The bio text notes Suarez played regularly for the Havana Cubans of Florida's International League (a Cuba-Florida crossover) and this Havana club served as a low-level affiliate for the Washington Senators for several years.

Baseball Reference has a starter profile for those new to Cuba's league history, though its easiest demarcation is pre- and post-1961, the year Fidel Castro banned pro sports nationwide. This socialist shift also put an end to the scouting connection between MLB teams and Cuban winter league rosters, though some players took the risk of defecting to America when they felt baseball success was within their grasp.

Tango's APBPA card for the 1949-50 season reflected his move to America's Southwestern minor leagues and he appeared on their pro rosters through 1953, though he never made the bigs (minor league stats).

This isn't a union card, as the APBPA's a fraternal assistance organization for current and former players; find the summary of their mission at
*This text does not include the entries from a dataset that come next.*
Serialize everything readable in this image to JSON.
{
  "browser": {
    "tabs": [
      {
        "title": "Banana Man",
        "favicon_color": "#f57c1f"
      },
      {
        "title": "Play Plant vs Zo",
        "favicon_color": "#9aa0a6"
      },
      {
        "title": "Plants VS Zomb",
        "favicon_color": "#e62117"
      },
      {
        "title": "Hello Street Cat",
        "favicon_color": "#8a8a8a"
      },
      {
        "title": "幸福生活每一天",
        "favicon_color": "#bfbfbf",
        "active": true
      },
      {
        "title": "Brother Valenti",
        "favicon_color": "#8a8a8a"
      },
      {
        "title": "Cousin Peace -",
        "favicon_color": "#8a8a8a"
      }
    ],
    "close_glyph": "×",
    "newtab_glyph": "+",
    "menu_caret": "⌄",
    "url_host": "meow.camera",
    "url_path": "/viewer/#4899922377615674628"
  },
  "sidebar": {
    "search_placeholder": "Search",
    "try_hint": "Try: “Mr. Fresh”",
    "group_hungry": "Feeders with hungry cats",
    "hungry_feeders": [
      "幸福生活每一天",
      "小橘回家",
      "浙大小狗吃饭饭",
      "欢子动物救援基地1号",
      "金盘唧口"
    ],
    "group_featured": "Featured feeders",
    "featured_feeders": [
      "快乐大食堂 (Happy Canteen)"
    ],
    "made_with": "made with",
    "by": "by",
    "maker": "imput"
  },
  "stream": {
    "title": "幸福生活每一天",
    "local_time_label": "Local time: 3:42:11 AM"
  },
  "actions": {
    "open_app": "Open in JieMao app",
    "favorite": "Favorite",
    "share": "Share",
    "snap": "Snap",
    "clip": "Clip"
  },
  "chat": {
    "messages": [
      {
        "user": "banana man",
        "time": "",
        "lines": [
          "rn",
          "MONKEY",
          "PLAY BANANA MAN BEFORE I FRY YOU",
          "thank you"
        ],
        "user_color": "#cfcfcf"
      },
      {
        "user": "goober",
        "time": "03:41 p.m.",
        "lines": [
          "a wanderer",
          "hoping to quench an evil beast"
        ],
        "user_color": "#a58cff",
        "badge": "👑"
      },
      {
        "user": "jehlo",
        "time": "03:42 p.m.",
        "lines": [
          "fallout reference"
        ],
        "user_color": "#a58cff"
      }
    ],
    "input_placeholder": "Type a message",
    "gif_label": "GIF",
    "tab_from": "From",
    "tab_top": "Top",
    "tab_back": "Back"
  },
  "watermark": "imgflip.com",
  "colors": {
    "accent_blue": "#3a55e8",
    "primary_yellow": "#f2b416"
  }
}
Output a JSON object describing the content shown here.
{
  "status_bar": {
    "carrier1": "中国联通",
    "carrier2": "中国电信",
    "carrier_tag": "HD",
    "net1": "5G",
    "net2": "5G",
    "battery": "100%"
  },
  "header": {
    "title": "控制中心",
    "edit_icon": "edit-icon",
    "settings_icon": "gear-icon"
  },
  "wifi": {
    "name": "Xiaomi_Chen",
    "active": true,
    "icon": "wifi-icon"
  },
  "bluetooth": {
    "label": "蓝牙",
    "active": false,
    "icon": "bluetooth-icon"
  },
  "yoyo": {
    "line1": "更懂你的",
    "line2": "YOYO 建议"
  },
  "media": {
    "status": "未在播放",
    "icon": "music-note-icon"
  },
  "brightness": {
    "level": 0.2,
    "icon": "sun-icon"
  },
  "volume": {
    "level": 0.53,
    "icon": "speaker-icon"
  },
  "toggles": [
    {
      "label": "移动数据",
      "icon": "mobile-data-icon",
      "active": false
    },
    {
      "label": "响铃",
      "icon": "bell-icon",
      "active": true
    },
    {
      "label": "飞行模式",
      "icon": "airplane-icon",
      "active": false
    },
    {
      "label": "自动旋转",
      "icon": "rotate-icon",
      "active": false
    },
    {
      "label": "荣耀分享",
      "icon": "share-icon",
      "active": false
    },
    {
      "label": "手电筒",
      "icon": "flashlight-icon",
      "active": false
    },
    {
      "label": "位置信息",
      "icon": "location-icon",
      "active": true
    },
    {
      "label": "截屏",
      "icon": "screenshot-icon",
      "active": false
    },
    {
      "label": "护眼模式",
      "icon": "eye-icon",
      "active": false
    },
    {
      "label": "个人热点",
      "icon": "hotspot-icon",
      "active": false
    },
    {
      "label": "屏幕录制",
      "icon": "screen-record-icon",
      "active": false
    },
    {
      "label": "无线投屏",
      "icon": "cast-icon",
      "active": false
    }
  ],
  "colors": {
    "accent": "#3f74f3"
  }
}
Why is this type card a White Whale? In short, rarity. Very few El Indio cards survived to reach modern collectors hands. As of writing, PSA's report lists just six total, with half-a-dozen players graded once each. Old Cardboard's set profile says a collector album exists, but I've never seen a scan for it. As with many vintage winter league sets, completing something from this era's almost impossible, no matter how much money you can throw at it.

Value: Low grade El Indio singles have auctioned for $40-50 at, with much higher prices expected for Hall of Famers or Negro League stars. Many of the Negro Leagues' best played in Cuba and other winter leagues, which sported integrated teams well in advance of an American equivalent.

Fakes / reprints: It'd be hard for fakes or reprints to surprise advanced collectors, so I doubt you'd see something so rare faked for the marketplace.